[Excerpts from an interface dataset]
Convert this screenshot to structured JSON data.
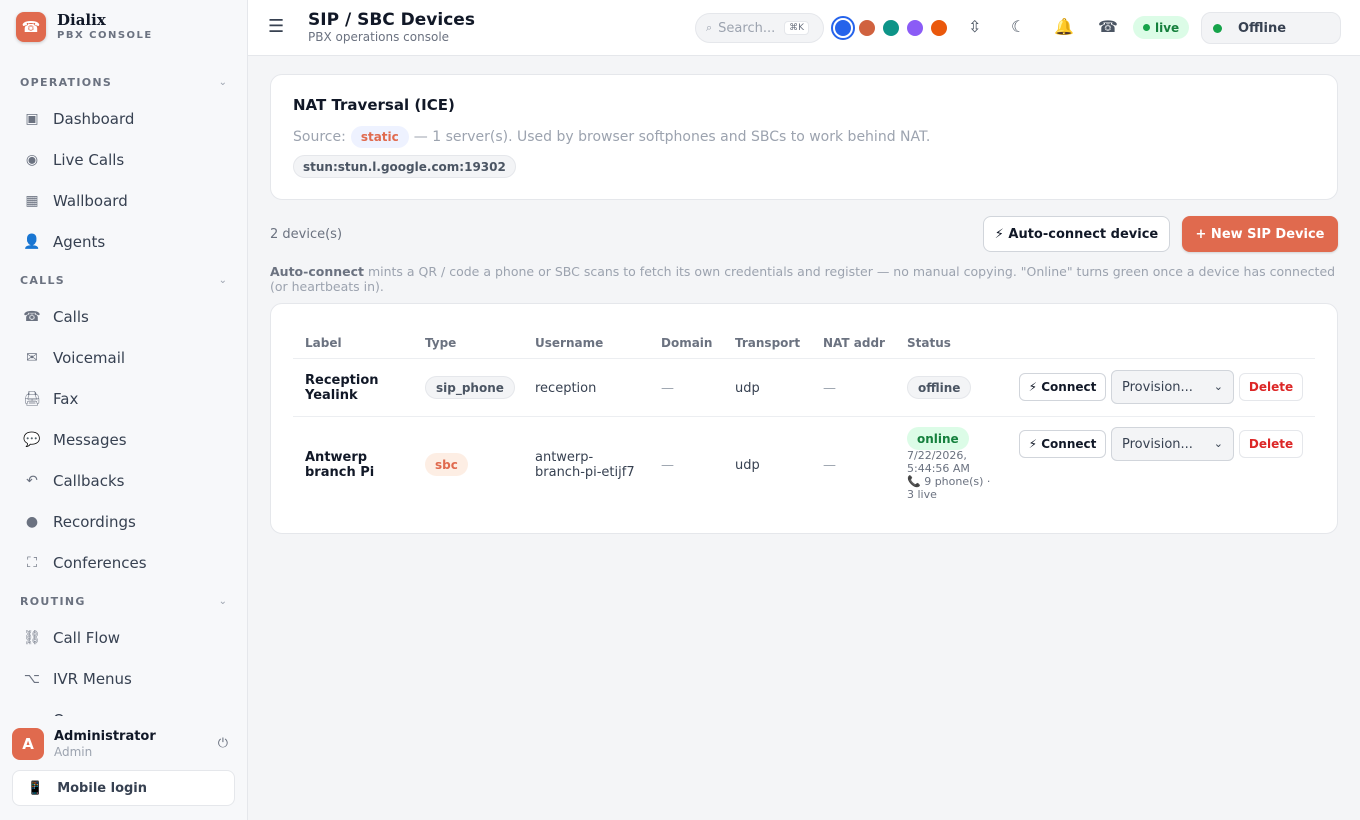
{
  "brand": {
    "name": "Dialix",
    "subtitle": "PBX CONSOLE",
    "logo_icon": "phone-icon"
  },
  "sidebar": {
    "sections": [
      {
        "title": "OPERATIONS",
        "items": [
          {
            "label": "Dashboard",
            "icon": "dashboard-icon",
            "glyph": "▣"
          },
          {
            "label": "Live Calls",
            "icon": "live-calls-icon",
            "glyph": "◉"
          },
          {
            "label": "Wallboard",
            "icon": "wallboard-icon",
            "glyph": "▦"
          },
          {
            "label": "Agents",
            "icon": "agents-icon",
            "glyph": "👤"
          }
        ]
      },
      {
        "title": "CALLS",
        "items": [
          {
            "label": "Calls",
            "icon": "calls-icon",
            "glyph": "☎"
          },
          {
            "label": "Voicemail",
            "icon": "voicemail-icon",
            "glyph": "✉"
          },
          {
            "label": "Fax",
            "icon": "fax-icon",
            "glyph": "🖨"
          },
          {
            "label": "Messages",
            "icon": "messages-icon",
            "glyph": "💬"
          },
          {
            "label": "Callbacks",
            "icon": "callbacks-icon",
            "glyph": "↶"
          },
          {
            "label": "Recordings",
            "icon": "recordings-icon",
            "glyph": "●"
          },
          {
            "label": "Conferences",
            "icon": "conferences-icon",
            "glyph": "⛶"
          }
        ]
      },
      {
        "title": "ROUTING",
        "items": [
          {
            "label": "Call Flow",
            "icon": "call-flow-icon",
            "glyph": "⛓"
          },
          {
            "label": "IVR Menus",
            "icon": "ivr-menus-icon",
            "glyph": "⌥"
          },
          {
            "label": "Queues",
            "icon": "queues-icon",
            "glyph": "≡"
          }
        ]
      }
    ],
    "user": {
      "initial": "A",
      "name": "Administrator",
      "role": "Admin"
    },
    "mobile_login": "Mobile login"
  },
  "header": {
    "title": "SIP / SBC Devices",
    "subtitle": "PBX operations console",
    "search_placeholder": "Search...",
    "search_shortcut": "⌘K",
    "theme_colors": [
      "#2563eb",
      "#d0623f",
      "#0d9488",
      "#8b5cf6",
      "#ea580c"
    ],
    "live_label": "live",
    "presence_status": "Offline"
  },
  "nat": {
    "title": "NAT Traversal (ICE)",
    "source_label": "Source:",
    "source_value": "static",
    "description": "— 1 server(s). Used by browser softphones and SBCs to work behind NAT.",
    "server": "stun:stun.l.google.com:19302"
  },
  "devices": {
    "count_label": "2 device(s)",
    "auto_connect_label": "⚡ Auto-connect device",
    "new_device_label": "+ New SIP Device",
    "hint_bold": "Auto-connect",
    "hint_text": " mints a QR / code a phone or SBC scans to fetch its own credentials and register — no manual copying. \"Online\" turns green once a device has connected (or heartbeats in).",
    "columns": [
      "Label",
      "Type",
      "Username",
      "Domain",
      "Transport",
      "NAT addr",
      "Status"
    ],
    "rows": [
      {
        "label_1": "Reception",
        "label_2": "Yealink",
        "type": "sip_phone",
        "username_1": "reception",
        "username_2": "",
        "domain": "—",
        "transport": "udp",
        "nat_addr": "—",
        "status": "offline",
        "status_time_1": "",
        "status_time_2": "",
        "status_phones_1": "",
        "status_phones_2": "",
        "connect": "⚡ Connect",
        "provision": "Provision...",
        "delete": "Delete"
      },
      {
        "label_1": "Antwerp",
        "label_2": "branch Pi",
        "type": "sbc",
        "username_1": "antwerp-",
        "username_2": "branch-pi-etijf7",
        "domain": "—",
        "transport": "udp",
        "nat_addr": "—",
        "status": "online",
        "status_time_1": "7/22/2026,",
        "status_time_2": "5:44:56 AM",
        "status_phones_1": "📞 9 phone(s) ·",
        "status_phones_2": "3 live",
        "connect": "⚡ Connect",
        "provision": "Provision...",
        "delete": "Delete"
      }
    ]
  }
}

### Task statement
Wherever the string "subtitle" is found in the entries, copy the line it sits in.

### Solution
    "subtitle": "PBX CONSOLE",
    "subtitle": "PBX operations console",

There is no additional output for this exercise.